### [Task prompt]
Type out the listing below exactly. Pictures stay out of it.
+++
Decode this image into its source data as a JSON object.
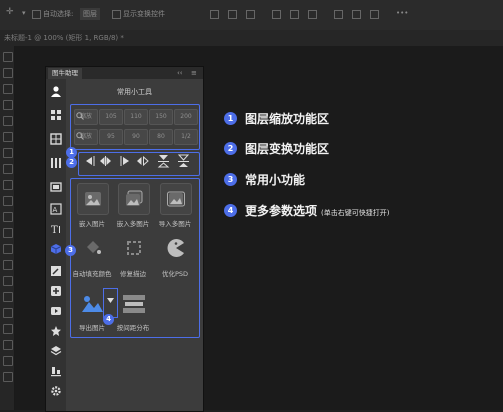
{
  "topbar": {
    "auto_select_label": "自动选择:",
    "layer_select_value": "图层",
    "show_transform_label": "显示变换控件"
  },
  "document": {
    "tab_title": "未标题-1 @ 100% (矩形 1, RGB/8) *"
  },
  "panel": {
    "tab_title": "图牛助理",
    "collapse_glyph": "‹‹",
    "menu_glyph": "≡",
    "section_title": "常用小工具",
    "zoom": {
      "row1": [
        "缩放",
        "105",
        "110",
        "150",
        "200"
      ],
      "row2": [
        "缩放",
        "95",
        "90",
        "80",
        "1/2"
      ]
    },
    "functions": [
      {
        "label": "嵌入图片",
        "icon": "image-icon"
      },
      {
        "label": "嵌入多图片",
        "icon": "images-icon"
      },
      {
        "label": "导入多图片",
        "icon": "import-images-icon"
      },
      {
        "label": "自动填充颜色",
        "icon": "color-fill-icon"
      },
      {
        "label": "修复描边",
        "icon": "stroke-repair-icon"
      },
      {
        "label": "优化PSD",
        "icon": "pacman-icon"
      },
      {
        "label": "导出图片",
        "icon": "export-image-icon"
      },
      {
        "label": "按间距分布",
        "icon": "distribute-icon"
      }
    ]
  },
  "badges": [
    "1",
    "2",
    "3",
    "4"
  ],
  "legend": [
    {
      "num": "1",
      "text": "图层缩放功能区"
    },
    {
      "num": "2",
      "text": "图层变换功能区"
    },
    {
      "num": "3",
      "text": "常用小功能"
    },
    {
      "num": "4",
      "text": "更多参数选项",
      "note": "(单击右键可快捷打开)"
    }
  ],
  "colors": {
    "accent": "#4d6ee8",
    "panel_bg": "#3c3c3c",
    "app_bg": "#1f1f1f"
  }
}
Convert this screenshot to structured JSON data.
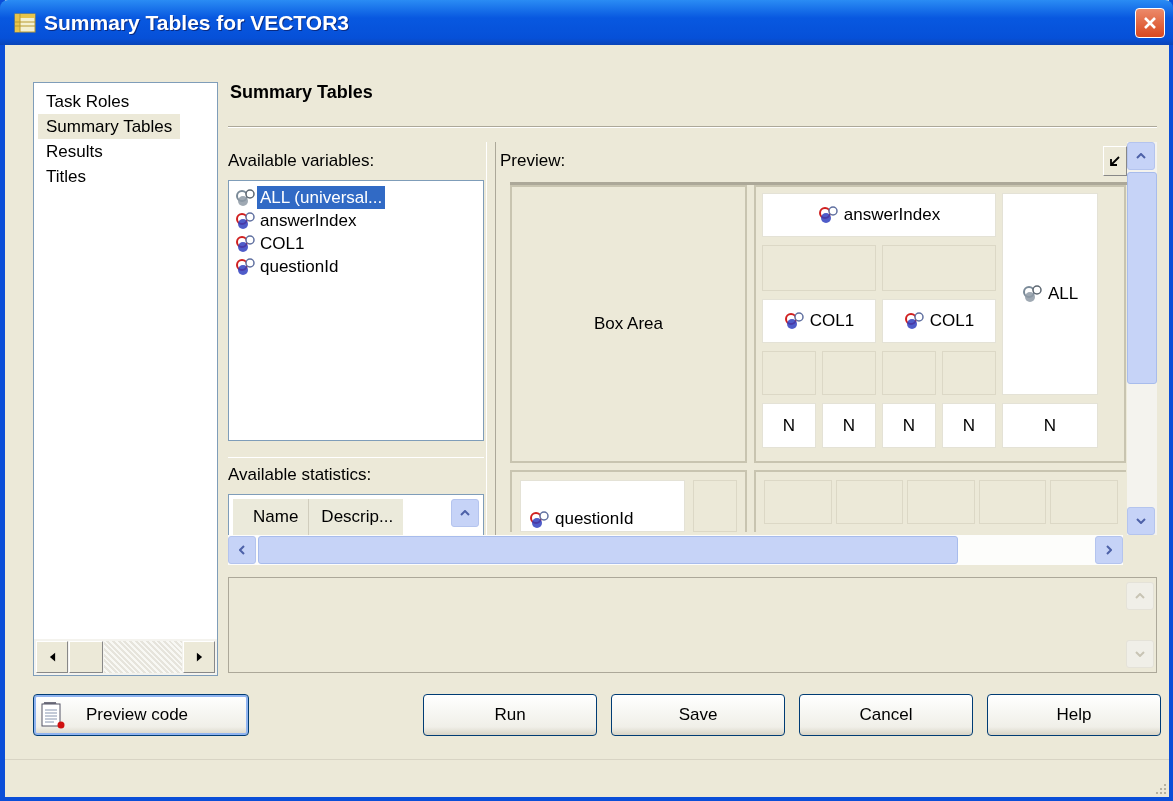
{
  "window": {
    "title": "Summary Tables for VECTOR3"
  },
  "nav": {
    "items": [
      {
        "label": "Task Roles",
        "selected": false
      },
      {
        "label": "Summary Tables",
        "selected": true
      },
      {
        "label": "Results",
        "selected": false
      },
      {
        "label": "Titles",
        "selected": false
      }
    ]
  },
  "page_heading": "Summary Tables",
  "variables": {
    "label": "Available variables:",
    "items": [
      {
        "name": "ALL (universal...",
        "kind": "universal",
        "selected": true
      },
      {
        "name": "answerIndex",
        "kind": "column",
        "selected": false
      },
      {
        "name": "COL1",
        "kind": "column",
        "selected": false
      },
      {
        "name": "questionId",
        "kind": "column",
        "selected": false
      }
    ]
  },
  "statistics": {
    "label": "Available statistics:",
    "columns": [
      "Name",
      "Descrip..."
    ]
  },
  "preview": {
    "label": "Preview:",
    "box_area": "Box Area",
    "column_header": {
      "name": "answerIndex",
      "kind": "column"
    },
    "column_variables": [
      {
        "name": "COL1",
        "kind": "column"
      },
      {
        "name": "COL1",
        "kind": "column"
      }
    ],
    "total": {
      "name": "ALL",
      "kind": "universal"
    },
    "statistics": [
      "N",
      "N",
      "N",
      "N",
      "N"
    ],
    "row_variable": {
      "name": "questionId",
      "kind": "column"
    }
  },
  "buttons": [
    {
      "label": "Preview code",
      "kind": "preview"
    },
    {
      "label": "Run",
      "kind": "action"
    },
    {
      "label": "Save",
      "kind": "action"
    },
    {
      "label": "Cancel",
      "kind": "action"
    },
    {
      "label": "Help",
      "kind": "action"
    }
  ]
}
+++
### [Response to the task]
Decode this image into its source data as a JSON object.
{
  "topbar": {
    "auto_select_label": "自动选择:",
    "layer_select_value": "图层",
    "show_transform_label": "显示变换控件"
  },
  "document": {
    "tab_title": "未标题-1 @ 100% (矩形 1, RGB/8) *"
  },
  "panel": {
    "tab_title": "图牛助理",
    "collapse_glyph": "‹‹",
    "menu_glyph": "≡",
    "section_title": "常用小工具",
    "zoom": {
      "row1": [
        "缩放",
        "105",
        "110",
        "150",
        "200"
      ],
      "row2": [
        "缩放",
        "95",
        "90",
        "80",
        "1/2"
      ]
    },
    "functions": [
      {
        "label": "嵌入图片",
        "icon": "image-icon"
      },
      {
        "label": "嵌入多图片",
        "icon": "images-icon"
      },
      {
        "label": "导入多图片",
        "icon": "import-images-icon"
      },
      {
        "label": "自动填充颜色",
        "icon": "color-fill-icon"
      },
      {
        "label": "修复描边",
        "icon": "stroke-repair-icon"
      },
      {
        "label": "优化PSD",
        "icon": "pacman-icon"
      },
      {
        "label": "导出图片",
        "icon": "export-image-icon"
      },
      {
        "label": "按间距分布",
        "icon": "distribute-icon"
      }
    ]
  },
  "badges": [
    "1",
    "2",
    "3",
    "4"
  ],
  "legend": [
    {
      "num": "1",
      "text": "图层缩放功能区"
    },
    {
      "num": "2",
      "text": "图层变换功能区"
    },
    {
      "num": "3",
      "text": "常用小功能"
    },
    {
      "num": "4",
      "text": "更多参数选项",
      "note": "(单击右键可快捷打开)"
    }
  ],
  "colors": {
    "accent": "#4d6ee8",
    "panel_bg": "#3c3c3c",
    "app_bg": "#1f1f1f"
  }
}
Convert this screenshot to structured JSON data.
{
  "window": {
    "title": "Summary Tables for VECTOR3"
  },
  "nav": {
    "items": [
      {
        "label": "Task Roles",
        "selected": false
      },
      {
        "label": "Summary Tables",
        "selected": true
      },
      {
        "label": "Results",
        "selected": false
      },
      {
        "label": "Titles",
        "selected": false
      }
    ]
  },
  "page_heading": "Summary Tables",
  "variables": {
    "label": "Available variables:",
    "items": [
      {
        "name": "ALL (universal...",
        "kind": "universal",
        "selected": true
      },
      {
        "name": "answerIndex",
        "kind": "column",
        "selected": false
      },
      {
        "name": "COL1",
        "kind": "column",
        "selected": false
      },
      {
        "name": "questionId",
        "kind": "column",
        "selected": false
      }
    ]
  },
  "statistics": {
    "label": "Available statistics:",
    "columns": [
      "Name",
      "Descrip..."
    ]
  },
  "preview": {
    "label": "Preview:",
    "box_area": "Box Area",
    "column_header": {
      "name": "answerIndex",
      "kind": "column"
    },
    "column_variables": [
      {
        "name": "COL1",
        "kind": "column"
      },
      {
        "name": "COL1",
        "kind": "column"
      }
    ],
    "total": {
      "name": "ALL",
      "kind": "universal"
    },
    "statistics": [
      "N",
      "N",
      "N",
      "N",
      "N"
    ],
    "row_variable": {
      "name": "questionId",
      "kind": "column"
    }
  },
  "buttons": [
    {
      "label": "Preview code",
      "kind": "preview"
    },
    {
      "label": "Run",
      "kind": "action"
    },
    {
      "label": "Save",
      "kind": "action"
    },
    {
      "label": "Cancel",
      "kind": "action"
    },
    {
      "label": "Help",
      "kind": "action"
    }
  ]
}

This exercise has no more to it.